Telescope Tale

This is a story about a stupid mistake. I’m sure that many people who read this story will figure out the mistake before I get to the end, but needless to say, I didn’t figure it out, and neither did 3 other camera/telescope experts. So, perhaps there are other people out there just like me who have gotten stumped by this particular problem before. This story is for them – for everyone else, just enjoy laughing at my expense. 😉

For my 30th Birthday, I got a Meade ETX-80AT BB (the “backpack observatory” edition) telescope. Needless to say, I was excited.

So, I unpacked it from the box and set it up for the first time in my house – to get used to it, and make sure all the parts were there. Turned it on, moved it around… worked great! I couldn’t wait to take it out and try it.

So I broke it down and prepared to put it in the backpack, and here’s where the problem cropped up:

The scope wouldn’t fit in the backpack.

I called Meade to see if maybe I had gotten the wrong backpack, or if they had heard of people calling in with a similar problem (maybe I was just missing something?). They didn’t have any help – they would just have me ship the scope back to them and wait over a month for them to have new ones in stock before they’d even ship me a replacement. No thanks.

So I went back to my local camera store (Madison Photo Plus, in Madison, NJ in case anyone cares – very nice people there, as we’ll see) and asked if maybe we could swap out the bag from another one? I had thought that perhaps I had somehow gotten a back meant for a smaller scope – the ETX-70 or something, perhaps.

The people at the store – and this is a proper camera store mind you – wanted to look into it a bit more. They called their Meade sales rep (no help there), and then decided to compare with the floor model.

The scope didn’t fit in that bag, either. Perhaps there was a problem with ALL of the scopes they had??

All of us were sitting there scratching our heads. The scope definitely wouldn’t fit in the bag – it needed at least another inch, maybe two. The 3 camera store people and myself were stumped.

Eventually they decided they would give me a different hard-case temporarily so I could carry my scope around (as I said, they’re nice people) when, on a whim, one of the guys picked up the display scope off its tripod and brought it over to the counter – it was smaller than my scope!

Now, I’m sure there are people reading this who have already figured out the problem, but bear with me here, I’m trying to build drama in this story.

Suffice to say we were confused. They were perfectly happy to give me the display model – maybe we had somehow gotten the wrong scope? But something didn’t sit right with me – they both said 80mm on the end of the tube; they were clearly the same scope… but not the same size…

I examined them side by side to see what was different. The tube on mine was longer than the tube on the display model. I took the dust covers off both scopes and looked down the tube… and saw a metal rod in the display scope. In my scope, that same rod was there, but it was recessed further in the tube.

I showed it to one of the camera store people and a light went off in his head. The metal rod was threaded – it was used to make the tube longer and shorter – THE FOCUS! OF COURSE!

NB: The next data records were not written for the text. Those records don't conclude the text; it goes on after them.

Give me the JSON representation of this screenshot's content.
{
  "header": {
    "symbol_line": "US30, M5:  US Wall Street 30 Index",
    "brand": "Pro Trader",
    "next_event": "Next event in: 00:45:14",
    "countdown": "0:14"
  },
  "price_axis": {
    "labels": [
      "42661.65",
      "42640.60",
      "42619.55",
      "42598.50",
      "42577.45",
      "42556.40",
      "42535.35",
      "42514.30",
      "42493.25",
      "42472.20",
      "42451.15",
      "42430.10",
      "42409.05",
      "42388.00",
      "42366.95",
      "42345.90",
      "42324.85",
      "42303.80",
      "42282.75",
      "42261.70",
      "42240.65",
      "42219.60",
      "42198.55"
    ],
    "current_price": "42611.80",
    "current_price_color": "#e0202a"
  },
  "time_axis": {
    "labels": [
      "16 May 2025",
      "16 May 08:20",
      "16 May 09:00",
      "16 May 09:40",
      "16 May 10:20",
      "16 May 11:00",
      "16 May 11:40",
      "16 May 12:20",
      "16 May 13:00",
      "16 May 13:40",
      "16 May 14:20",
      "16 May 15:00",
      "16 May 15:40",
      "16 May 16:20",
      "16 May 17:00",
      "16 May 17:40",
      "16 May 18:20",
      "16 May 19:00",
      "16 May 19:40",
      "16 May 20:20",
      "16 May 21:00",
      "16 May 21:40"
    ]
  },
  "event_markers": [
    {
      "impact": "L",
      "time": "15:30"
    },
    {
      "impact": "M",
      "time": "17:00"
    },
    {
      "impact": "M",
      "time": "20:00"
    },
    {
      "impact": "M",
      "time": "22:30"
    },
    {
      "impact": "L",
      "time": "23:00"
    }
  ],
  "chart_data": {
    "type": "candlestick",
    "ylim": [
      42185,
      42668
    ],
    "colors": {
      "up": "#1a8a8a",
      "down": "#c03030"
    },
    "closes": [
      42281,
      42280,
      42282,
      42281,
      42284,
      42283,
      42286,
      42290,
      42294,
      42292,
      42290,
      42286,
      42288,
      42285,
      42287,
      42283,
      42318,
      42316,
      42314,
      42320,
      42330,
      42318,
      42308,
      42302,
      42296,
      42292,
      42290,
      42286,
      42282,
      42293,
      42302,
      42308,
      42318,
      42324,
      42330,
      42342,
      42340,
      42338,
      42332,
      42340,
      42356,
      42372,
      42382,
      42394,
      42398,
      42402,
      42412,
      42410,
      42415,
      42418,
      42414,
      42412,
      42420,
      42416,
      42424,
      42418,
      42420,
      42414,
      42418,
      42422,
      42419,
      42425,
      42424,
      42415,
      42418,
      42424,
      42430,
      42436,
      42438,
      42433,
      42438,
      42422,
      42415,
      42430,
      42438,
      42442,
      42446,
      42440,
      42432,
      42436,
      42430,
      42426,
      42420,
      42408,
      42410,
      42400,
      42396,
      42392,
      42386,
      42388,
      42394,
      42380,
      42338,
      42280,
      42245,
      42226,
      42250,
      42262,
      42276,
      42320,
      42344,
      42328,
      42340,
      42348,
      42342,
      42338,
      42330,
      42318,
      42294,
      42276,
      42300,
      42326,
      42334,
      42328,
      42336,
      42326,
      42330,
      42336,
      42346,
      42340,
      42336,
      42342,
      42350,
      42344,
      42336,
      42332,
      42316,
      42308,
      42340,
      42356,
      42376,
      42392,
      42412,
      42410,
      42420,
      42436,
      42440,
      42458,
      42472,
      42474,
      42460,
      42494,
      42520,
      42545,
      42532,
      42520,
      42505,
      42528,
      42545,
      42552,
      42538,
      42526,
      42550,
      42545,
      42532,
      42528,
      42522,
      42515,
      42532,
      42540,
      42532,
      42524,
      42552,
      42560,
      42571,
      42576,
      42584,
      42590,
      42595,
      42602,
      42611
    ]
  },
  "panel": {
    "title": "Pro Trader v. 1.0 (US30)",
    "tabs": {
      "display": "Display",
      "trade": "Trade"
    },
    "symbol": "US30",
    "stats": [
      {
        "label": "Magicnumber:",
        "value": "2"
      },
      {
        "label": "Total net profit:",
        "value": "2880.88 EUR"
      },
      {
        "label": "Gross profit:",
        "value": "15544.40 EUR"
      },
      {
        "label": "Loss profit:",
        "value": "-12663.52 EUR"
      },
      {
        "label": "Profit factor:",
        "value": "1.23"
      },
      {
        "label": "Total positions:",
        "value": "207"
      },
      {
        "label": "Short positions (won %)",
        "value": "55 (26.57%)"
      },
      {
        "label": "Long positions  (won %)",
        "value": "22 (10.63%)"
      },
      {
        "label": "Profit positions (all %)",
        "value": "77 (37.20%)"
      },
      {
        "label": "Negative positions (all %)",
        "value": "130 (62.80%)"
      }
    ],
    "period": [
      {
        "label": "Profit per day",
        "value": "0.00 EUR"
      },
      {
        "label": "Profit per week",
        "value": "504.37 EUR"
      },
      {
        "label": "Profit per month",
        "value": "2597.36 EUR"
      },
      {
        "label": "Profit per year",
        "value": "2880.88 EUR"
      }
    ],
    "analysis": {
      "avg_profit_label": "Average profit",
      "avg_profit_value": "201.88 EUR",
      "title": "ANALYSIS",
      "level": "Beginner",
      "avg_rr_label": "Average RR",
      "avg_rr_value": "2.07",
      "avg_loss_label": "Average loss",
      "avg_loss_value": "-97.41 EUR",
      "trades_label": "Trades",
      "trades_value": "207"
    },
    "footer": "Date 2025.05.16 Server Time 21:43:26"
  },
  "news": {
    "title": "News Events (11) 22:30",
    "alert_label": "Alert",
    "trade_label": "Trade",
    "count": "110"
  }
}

When I had been setting up the scope in my house, I had pointed it out the window at my porch and tried to focus on that. Naturally, that was very close to the “near” end of the focus range. Which naturally extended the tube.

It was a very head-slapping moment. I turned the focus nob back all the way in the other direction, and sure enough, the tube shortened and fit in the backpack just as it should. Problem solved!

All of us admitted that we should’ve known this was the problem, but we were blinded by the mystery of the bag, so we missed the obvious answer.

And so, my tip for any new ETX-80 owners out there is… when you put the scope back in its bag, if it doesn’t fit, just turn the focus nob the other way!

So simple – like many problems once you know what the cause is.

Anyway, I hope that this story helps someone out there… otherwise I’m going to feel really stupid!

By Keith Survell

Geek, professional programmer, amateur photographer, crazy rabbit guy, only slightly obsessed with cute things.